Structural investigation of MosA
MosA is an enzyme from Sinorhizobium meliloti L5-30, a beneficial soil bacterium. Initial investigation into this enzyme categorized it as a methyltransferase. Further investigation revealed that this was incorrect, and that MosA is actually a dihydrodipicolinate synthase, part of the N-acetylneuraminate lyase superfamily. One of the characteristics of enzyme superfamilies is their low sequence identity, but relatively high structural similarity. The structural investigation reported here confirms the high structural similarity between MosA and other superfamily members. Investigation of MosA was carried out by means of x-ray crystallography. It was believed that detailed structural information may shed light into not only the enzymatic mechanism, but also the inhibition of MosA by lysine, the final product of the enzymatic pathway. Insight into enzyme mechanism and inhibition may ultimately prove useful in herbicide or insecticide development, as other dihydrodipicolinate synthases from harmful fungi, bacteria, or plants, make attractive targets for inhibition. Lysine is an essential amino acid for humans, meaning that there is no endogenous lysine production to block the use of these hypothetical inhibitors. Specific inhibitors based on crystal structures have proven to be effective in the past and hopefully, will continue to be useful in the future. Here we report the structure of MosA, solved to 1.95 Å resolution with lysine 161 forming a Schiff-base adduct with pyruvate. This adduct is consistent with the currently accepted dihydrodipicolinate synthase enzyme mechanism.

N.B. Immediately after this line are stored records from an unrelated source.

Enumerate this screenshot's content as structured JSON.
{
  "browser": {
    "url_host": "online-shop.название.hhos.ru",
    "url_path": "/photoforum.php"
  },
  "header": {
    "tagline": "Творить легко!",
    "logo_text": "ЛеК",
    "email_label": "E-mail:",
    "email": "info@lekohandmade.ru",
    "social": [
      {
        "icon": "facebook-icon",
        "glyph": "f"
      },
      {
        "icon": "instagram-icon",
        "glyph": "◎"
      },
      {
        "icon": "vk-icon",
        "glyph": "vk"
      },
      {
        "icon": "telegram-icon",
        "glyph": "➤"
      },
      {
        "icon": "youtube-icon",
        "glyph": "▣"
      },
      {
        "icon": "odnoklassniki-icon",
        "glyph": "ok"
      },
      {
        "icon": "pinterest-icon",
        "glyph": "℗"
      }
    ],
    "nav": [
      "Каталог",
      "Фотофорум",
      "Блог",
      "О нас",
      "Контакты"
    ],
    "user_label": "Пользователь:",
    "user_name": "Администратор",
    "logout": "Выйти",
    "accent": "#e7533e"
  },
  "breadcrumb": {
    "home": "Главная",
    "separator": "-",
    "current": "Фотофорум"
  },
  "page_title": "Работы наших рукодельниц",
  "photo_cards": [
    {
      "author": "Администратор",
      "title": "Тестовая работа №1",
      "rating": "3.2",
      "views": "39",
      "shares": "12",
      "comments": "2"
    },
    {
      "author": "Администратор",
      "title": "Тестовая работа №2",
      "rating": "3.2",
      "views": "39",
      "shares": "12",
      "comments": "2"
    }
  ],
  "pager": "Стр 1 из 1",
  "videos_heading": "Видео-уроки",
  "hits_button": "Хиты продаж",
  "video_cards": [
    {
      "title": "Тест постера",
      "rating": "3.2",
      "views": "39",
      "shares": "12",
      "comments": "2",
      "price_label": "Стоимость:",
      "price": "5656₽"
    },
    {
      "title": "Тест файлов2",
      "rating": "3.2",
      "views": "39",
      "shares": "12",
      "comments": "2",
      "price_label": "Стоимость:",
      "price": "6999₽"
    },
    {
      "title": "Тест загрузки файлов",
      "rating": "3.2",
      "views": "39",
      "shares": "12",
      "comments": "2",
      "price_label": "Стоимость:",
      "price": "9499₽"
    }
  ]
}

protein crystallography, Sinorhizobium meliloti L5-30, MosA, dihydrodipicolinate synthase
Master of Science (M.Sc.)